Wow. Let me start there. So for task thirteen we were supposed to read a romance. I had a Sarah MacLean all picked out on Oyster, Ten Ways to be Adored When Landing a Lord. I’d read MacLean last year for the first time and her books convinced me not all romance novels were the stuff of my early twenties, silly names for genitals and rapey scenes. You know the ones I’m talking about. And if not her, then one by Tessa Dare, another historical romance author who MacLean herself had recommended.
Then I started thinking. The whole reason for me to do this challenge was to widen my horizons. Why not jump into a romance category that was new to me. So I jumped off the deep end right into BDSM. Whoa.

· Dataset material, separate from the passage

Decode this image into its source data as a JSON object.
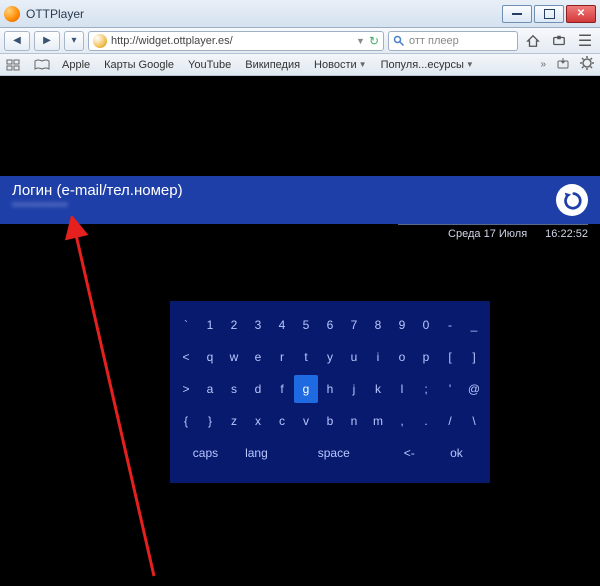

From the title of the post you know I didn’t pick up that one EVERYBODY can name. That one was problematic from what people I actually trust in books were saying. So I listened to those same people I trust and found The Siren by Tiffany Reisz. I am not sure this is a genre or category that I’m going to jump into regularly, but I’m glad I did it. Not all romance is created equal. Not all relationships are either. The word “consent” is crucial here. This is a complex book. For that reason I absolutely adored it. I read a lot of romances back in the day and they were pretty boring. This book isn’t just one thing. It’s going to probably make you uncomfortable. I know there were scenes that made me cringe, but I don’t think that is a bad thing. Nora was pretty great. Wesley. Oh I adored Wesley. Zach? Zach had shades of every romance novel hero ever, but I think Nora rattled him pretty well. And that made it better. He wasn’t as alpha as the trope calls for. Søren? I don’t like him. I’m sorry. But I did think he was interesting. Which I think is more important than liking a character.

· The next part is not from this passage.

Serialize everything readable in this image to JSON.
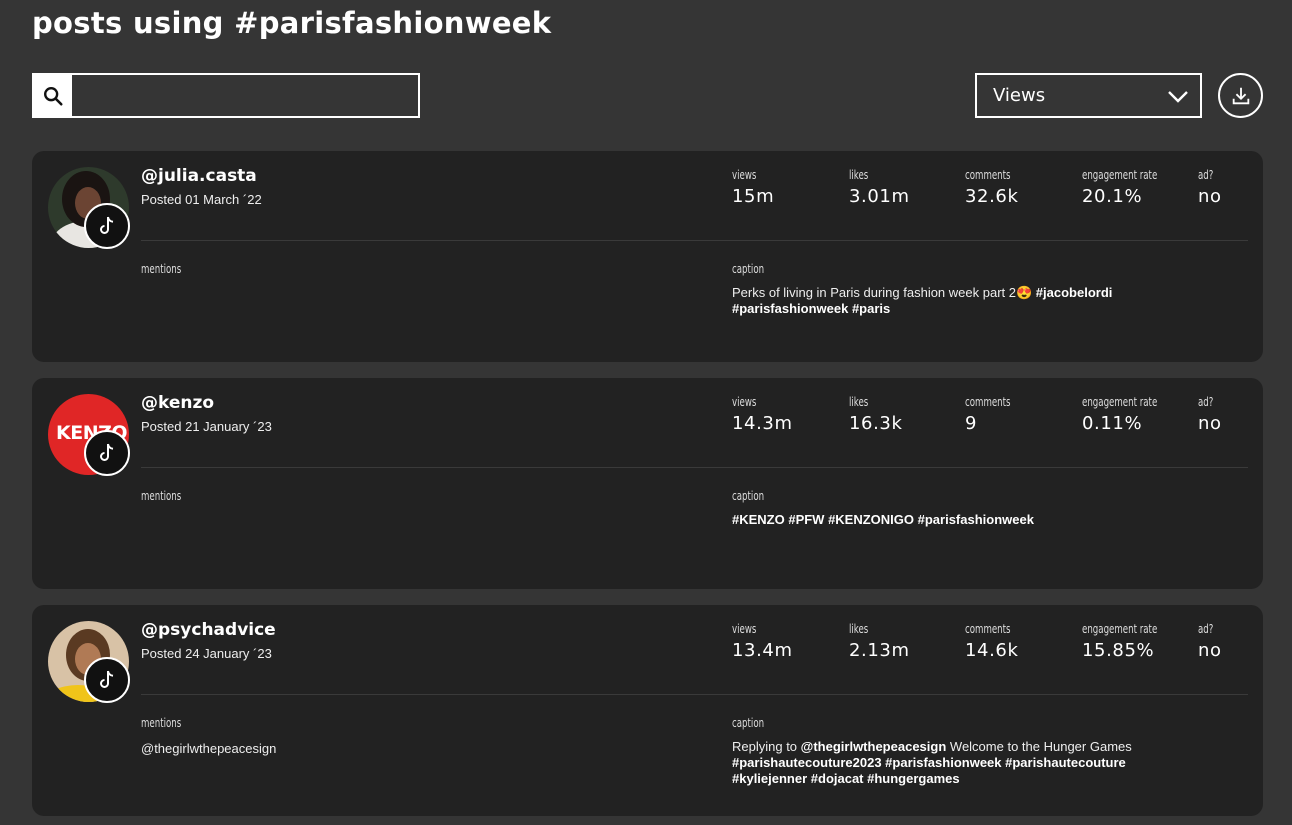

This book is not going to be for everyone. It’s not the type of romance novel I’m going to recommend to my mom, but I know a few people who would see the brilliance of it. It was about a range of other emotions just as it was about sexual encounters or even romantic notions. A reviewer on Goodreads said she was “completely not okay with just about everything in it [the book]. And I still loved it.” I’m not sure I loved it, but she’s pretty close to exactly how I felt. A good way for me to like a book is for it to make me think (or not think, perversely enough) and The Siren did that. I’m still debating on reading the second book to find out what happens to Nora. I’m probably going to wait until I get a little more traction in the #readharder challenge.
Have you read outside your comfort zone before? What happened?